The triangle OMN has vertices on the axes with whole number co-ordinates. How many points with whole number coordinates are there on the hypotenuse MN?

Two motorboats travelling up and down a lake at constant speeds leave opposite ends A and B at the same instant, passing each other, for the first time 600 metres from A, and on their return, 400. . . .

See if you can anticipate successive 'generations' of the two animals shown here.

Can you make a tetrahedron whose faces all have the same perimeter?

A cheap and simple toy with lots of mathematics. Can you interpret the images that are produced? Can you predict the pattern that will be produced using different wheels?

An irregular tetrahedron has two opposite sides the same length a and the line joining their midpoints is perpendicular to these two edges and is of length b. What is the volume of the tetrahedron?

Can you recreate these designs? What are the basic units? What movement is required between each unit? Some elegant use of procedures will help - variables not essential.

Some students have been working out the number of strands needed for different sizes of cable. Can you make sense of their solutions?

Find the ratio of the outer shaded area to the inner area for a six pointed star and an eight pointed star.

Can you find a way of representing these arrangements of balls?

A 10x10x10 cube is made from 27 2x2 cubes with corridors between them. Find the shortest route from one corner to the opposite corner.

Two intersecting circles have a common chord AB. The point C moves on the circumference of the circle C1. The straight lines CA and CB meet the circle C2 at E and F respectively. As the point C. . . .

Use the animation to help you work out how many lines are needed to draw mystic roses of different sizes.

This article is based on some of the ideas that emerged during the production of a book which takes visualising as its focus. We began to identify problems which helped us to take a structured view. . . .

A circular plate rolls in contact with the sides of a rectangular tray. How much of its circumference comes into contact with the sides of the tray when it rolls around one circuit?

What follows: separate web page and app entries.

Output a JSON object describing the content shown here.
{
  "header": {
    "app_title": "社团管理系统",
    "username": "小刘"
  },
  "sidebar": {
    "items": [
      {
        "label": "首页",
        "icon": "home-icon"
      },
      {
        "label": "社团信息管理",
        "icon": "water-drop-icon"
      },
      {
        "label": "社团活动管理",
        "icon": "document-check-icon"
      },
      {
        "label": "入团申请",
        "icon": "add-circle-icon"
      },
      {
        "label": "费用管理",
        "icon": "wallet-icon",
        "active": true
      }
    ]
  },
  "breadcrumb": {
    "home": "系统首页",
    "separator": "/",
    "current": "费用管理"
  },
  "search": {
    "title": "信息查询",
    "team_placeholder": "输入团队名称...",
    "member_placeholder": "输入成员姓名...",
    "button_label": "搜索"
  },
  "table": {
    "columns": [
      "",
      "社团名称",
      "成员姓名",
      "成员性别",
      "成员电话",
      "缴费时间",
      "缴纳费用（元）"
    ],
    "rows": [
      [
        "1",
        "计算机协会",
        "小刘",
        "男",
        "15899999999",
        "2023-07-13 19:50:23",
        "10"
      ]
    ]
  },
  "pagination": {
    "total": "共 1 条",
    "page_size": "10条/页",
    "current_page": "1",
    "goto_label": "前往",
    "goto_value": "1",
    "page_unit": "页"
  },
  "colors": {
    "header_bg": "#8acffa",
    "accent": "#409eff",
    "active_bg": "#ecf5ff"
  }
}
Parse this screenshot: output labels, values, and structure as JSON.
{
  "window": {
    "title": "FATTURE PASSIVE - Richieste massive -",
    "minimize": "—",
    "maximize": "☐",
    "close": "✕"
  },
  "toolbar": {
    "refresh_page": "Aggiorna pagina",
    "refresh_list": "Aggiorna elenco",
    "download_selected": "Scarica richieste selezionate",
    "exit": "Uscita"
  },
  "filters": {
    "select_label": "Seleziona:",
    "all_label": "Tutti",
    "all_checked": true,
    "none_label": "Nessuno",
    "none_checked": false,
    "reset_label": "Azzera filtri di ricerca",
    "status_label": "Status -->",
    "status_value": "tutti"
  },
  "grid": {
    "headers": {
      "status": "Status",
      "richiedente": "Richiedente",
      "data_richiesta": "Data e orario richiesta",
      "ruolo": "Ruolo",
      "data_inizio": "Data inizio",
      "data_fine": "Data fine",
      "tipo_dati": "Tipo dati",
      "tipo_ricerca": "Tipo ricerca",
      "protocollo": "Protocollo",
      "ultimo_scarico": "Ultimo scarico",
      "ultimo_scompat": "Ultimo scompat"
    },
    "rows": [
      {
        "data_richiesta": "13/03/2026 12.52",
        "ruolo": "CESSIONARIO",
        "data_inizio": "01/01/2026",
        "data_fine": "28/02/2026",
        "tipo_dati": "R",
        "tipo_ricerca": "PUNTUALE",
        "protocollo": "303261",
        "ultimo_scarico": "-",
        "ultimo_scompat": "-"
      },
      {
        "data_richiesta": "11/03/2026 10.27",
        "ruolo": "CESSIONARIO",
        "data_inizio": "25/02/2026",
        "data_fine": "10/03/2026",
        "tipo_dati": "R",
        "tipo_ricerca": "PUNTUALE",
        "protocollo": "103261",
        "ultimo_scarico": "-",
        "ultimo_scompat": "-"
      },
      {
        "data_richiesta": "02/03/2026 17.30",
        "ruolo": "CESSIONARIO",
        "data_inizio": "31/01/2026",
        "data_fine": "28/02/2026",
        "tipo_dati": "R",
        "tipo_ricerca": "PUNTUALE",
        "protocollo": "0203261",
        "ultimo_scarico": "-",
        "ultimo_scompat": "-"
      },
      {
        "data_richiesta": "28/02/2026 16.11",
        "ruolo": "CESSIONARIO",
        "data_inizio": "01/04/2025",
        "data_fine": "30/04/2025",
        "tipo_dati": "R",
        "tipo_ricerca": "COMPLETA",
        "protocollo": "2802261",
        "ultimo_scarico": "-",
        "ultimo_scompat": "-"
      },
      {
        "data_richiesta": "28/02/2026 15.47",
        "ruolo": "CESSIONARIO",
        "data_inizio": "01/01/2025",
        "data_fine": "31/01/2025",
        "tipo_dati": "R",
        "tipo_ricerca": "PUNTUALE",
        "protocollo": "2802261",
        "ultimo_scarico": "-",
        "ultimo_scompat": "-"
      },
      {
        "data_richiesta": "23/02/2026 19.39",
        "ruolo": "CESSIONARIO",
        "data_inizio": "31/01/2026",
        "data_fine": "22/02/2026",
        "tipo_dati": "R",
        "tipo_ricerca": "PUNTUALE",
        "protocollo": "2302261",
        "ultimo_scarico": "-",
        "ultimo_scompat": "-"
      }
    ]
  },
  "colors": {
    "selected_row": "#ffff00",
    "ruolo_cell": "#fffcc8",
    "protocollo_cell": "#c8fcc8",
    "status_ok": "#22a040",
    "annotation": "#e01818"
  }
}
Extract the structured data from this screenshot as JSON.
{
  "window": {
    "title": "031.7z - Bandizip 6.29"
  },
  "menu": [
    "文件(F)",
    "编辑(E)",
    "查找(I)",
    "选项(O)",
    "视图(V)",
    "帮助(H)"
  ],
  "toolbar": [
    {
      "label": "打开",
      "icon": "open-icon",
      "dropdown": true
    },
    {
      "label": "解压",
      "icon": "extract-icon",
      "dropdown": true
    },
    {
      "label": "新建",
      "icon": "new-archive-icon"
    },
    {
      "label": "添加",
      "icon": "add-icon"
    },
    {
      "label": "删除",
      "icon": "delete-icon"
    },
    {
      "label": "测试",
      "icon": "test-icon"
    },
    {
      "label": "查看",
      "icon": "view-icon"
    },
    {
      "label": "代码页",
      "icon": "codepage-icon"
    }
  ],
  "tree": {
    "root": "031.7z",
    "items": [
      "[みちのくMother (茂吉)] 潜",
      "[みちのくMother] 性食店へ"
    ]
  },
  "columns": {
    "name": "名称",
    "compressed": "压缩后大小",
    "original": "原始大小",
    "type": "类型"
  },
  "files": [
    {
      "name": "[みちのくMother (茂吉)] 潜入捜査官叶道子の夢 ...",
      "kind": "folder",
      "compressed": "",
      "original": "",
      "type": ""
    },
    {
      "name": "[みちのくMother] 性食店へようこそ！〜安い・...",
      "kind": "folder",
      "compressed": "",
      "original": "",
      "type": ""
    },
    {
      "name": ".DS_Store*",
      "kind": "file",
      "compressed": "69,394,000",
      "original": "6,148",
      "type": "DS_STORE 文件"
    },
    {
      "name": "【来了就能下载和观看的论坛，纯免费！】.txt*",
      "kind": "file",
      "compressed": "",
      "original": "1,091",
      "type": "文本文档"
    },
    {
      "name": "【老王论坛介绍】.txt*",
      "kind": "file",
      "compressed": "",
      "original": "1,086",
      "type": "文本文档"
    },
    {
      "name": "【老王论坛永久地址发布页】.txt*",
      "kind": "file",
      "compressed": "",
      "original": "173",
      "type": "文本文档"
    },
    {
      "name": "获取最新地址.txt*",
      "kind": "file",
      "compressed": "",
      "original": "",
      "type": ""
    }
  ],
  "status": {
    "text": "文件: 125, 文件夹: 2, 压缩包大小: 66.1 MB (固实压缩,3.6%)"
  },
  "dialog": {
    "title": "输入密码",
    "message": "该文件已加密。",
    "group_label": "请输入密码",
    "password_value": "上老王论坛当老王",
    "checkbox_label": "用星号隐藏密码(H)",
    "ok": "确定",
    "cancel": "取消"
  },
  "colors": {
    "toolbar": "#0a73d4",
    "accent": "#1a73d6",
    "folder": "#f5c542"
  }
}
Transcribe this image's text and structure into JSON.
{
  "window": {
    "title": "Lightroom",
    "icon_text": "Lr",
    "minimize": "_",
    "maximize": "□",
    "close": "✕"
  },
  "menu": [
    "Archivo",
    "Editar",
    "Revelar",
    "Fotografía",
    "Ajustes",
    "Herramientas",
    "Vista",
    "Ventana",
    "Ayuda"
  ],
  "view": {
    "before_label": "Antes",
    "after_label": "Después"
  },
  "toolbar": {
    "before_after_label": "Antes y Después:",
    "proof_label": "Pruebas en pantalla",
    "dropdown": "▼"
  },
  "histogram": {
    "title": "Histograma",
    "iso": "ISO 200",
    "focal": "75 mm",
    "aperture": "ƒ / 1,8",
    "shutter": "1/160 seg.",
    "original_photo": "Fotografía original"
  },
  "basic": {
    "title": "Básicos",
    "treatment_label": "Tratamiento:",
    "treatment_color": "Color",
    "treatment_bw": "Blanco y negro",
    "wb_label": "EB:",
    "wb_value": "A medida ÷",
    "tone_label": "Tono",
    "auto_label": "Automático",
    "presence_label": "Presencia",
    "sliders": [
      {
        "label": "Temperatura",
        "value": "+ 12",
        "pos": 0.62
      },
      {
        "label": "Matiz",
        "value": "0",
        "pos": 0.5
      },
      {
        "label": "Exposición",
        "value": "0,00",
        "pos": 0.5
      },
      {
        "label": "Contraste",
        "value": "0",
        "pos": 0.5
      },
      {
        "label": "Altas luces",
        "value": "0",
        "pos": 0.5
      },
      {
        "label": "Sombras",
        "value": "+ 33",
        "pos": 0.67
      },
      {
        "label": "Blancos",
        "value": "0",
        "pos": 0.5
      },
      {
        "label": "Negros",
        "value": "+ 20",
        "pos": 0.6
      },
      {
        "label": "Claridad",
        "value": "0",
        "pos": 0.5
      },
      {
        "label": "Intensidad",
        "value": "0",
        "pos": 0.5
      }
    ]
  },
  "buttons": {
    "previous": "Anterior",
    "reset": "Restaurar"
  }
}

Use the interactivity to play two of the bells in a pattern. How do you know when it is your turn to ring, and how do you know which bell to ring?

On the 3D grid a strange (and deadly) animal is lurking. Using the tracking system can you locate this creature as quickly as possible?

The opposite vertices of a square have coordinates (a,b) and (c,d). What are the coordinates of the other vertices?

To avoid losing think of another very well known game where the patterns of play are similar.

Imagine you are suspending a cube from one vertex (corner) and allowing it to hang freely. Now imagine you are lowering it into water until it is exactly half submerged. What shape does the surface. . . .

Here is a solitaire type environment for you to experiment with. Which targets can you reach?

What is the shape of wrapping paper that you would need to completely wrap this model?